Jean Lambert, the Green MEP for London, joined calls for a tougher energy efficiency target for Europe’s building stock at the final Build for CaRe conference in Brussels today .
The meeting follows an historic vote in the European Parliament last week, which saw MEPs from across the political spectrum agree to stronger, legally binding targets and measures to ensure that the EU realises its target of reducing energy consumption by 20 per cent by 2020.
The outcome of the vote will mean that, if approved by the European Council, Member States will be required to set out, and meet, national roadmaps for achieving energy savings of 80 per cent in the building sector by 2050, with a ‘deep’ renovation rate of 2.5 per cent a year for public buildings .
Housing and buildings across Europe account for 40 per cent of energy consumption, making energy-efficient buildings a key factor in achieving the ambitious EU climate and energy goals. It is estimated that ten homes a minute must be refurbished to a high – or ‘deep’ – standard of energy efficiency from now until 2050 if these targets are to be met; a ten fold increase on the current rate.

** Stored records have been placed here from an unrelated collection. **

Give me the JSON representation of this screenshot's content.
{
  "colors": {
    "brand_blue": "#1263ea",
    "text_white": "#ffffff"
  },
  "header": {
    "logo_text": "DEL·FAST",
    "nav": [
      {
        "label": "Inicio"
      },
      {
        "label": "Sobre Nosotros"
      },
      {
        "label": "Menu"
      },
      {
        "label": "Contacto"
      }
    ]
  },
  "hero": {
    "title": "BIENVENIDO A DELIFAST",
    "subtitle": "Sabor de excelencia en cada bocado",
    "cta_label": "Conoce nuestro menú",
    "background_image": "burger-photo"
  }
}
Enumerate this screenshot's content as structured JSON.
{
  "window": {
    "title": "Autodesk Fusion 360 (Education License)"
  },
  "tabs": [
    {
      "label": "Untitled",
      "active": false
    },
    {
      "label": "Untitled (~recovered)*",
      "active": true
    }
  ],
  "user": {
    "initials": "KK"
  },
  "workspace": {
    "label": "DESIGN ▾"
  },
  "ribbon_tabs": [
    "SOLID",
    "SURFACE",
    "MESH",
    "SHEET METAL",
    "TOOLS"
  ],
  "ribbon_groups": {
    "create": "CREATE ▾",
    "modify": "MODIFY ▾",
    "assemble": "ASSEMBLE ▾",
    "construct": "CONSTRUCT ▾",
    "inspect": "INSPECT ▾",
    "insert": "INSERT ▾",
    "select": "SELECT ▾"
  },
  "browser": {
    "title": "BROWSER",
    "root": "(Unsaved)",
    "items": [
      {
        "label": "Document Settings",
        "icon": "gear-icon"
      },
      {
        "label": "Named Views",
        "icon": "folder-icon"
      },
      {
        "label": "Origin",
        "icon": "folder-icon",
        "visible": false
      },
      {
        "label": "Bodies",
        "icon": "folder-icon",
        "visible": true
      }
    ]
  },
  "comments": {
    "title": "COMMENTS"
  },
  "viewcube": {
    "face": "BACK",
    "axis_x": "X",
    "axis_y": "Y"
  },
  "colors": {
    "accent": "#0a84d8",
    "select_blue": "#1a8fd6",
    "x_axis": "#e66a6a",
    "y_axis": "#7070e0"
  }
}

Build with CaRe believes that dramatically enhancing the energy efficiency of buildings to the Passivehaus standard is the crucial step towards reducing energy demand ; a move which could tackle global warming, create thousands of jobs across Europe and boost health and wellbeing by delivering energy efficient, warm homes.
Jean, an ambassador for Build with CaRe, said: “With EU building stock producing over one third of CO2 emissions, the future of sustainable housing cannot simply depend upon the commitment of an enlightened few. While pioneering organisations such as Build with CaRe can go far in spearheading efforts to transform Europe’s homes, the fact is that tough, legally binding targets alongside an EU-wide framework of policy, incentive and funding are key if we are to make energy efficiency in building design the norm.
“Gradual change will not deliver the transformation essential to deliver a low carbon, sustainable Europe. A new legal requirement on Member States to deliver an 80 per cent energy saving from national housing stock by 2050 will go a long way to realising our climate goals, as well as resulting in significant energy savings and lower energy bills for EU citizens. Now is not the time for Europe to stand idly by – now is the time for radical action and a new vision.”
Notes to Editor
1. Build with CaRe, launched in 2008, aims to facilitate, stimulate and strengthen the market in order to go from a few ‘good examples’ to energy efficient design as mainstream. It is made up of 18 public and private organisations from across five countries – Belgium, Germany, the Netherlands, Sweden and the UK. For more information, visit: http://www.buildwithcare.eu/
2. The European Parliament Energy Committee has now decided to proceed with negotiations on the Energy Efficiency Directive with the European Council. The plenary vote will take place only after the end of these negotiations.
3. The Passivhaus Standard, developed in Germany in the early 1990s, is the fastest growing energy performance standard in the world with 30,000 buildings realised to date. Passivhaus focuses on high thermal performance with exceptional levels of airtightness. For more information, visit:http://www.passivhaus.org.uk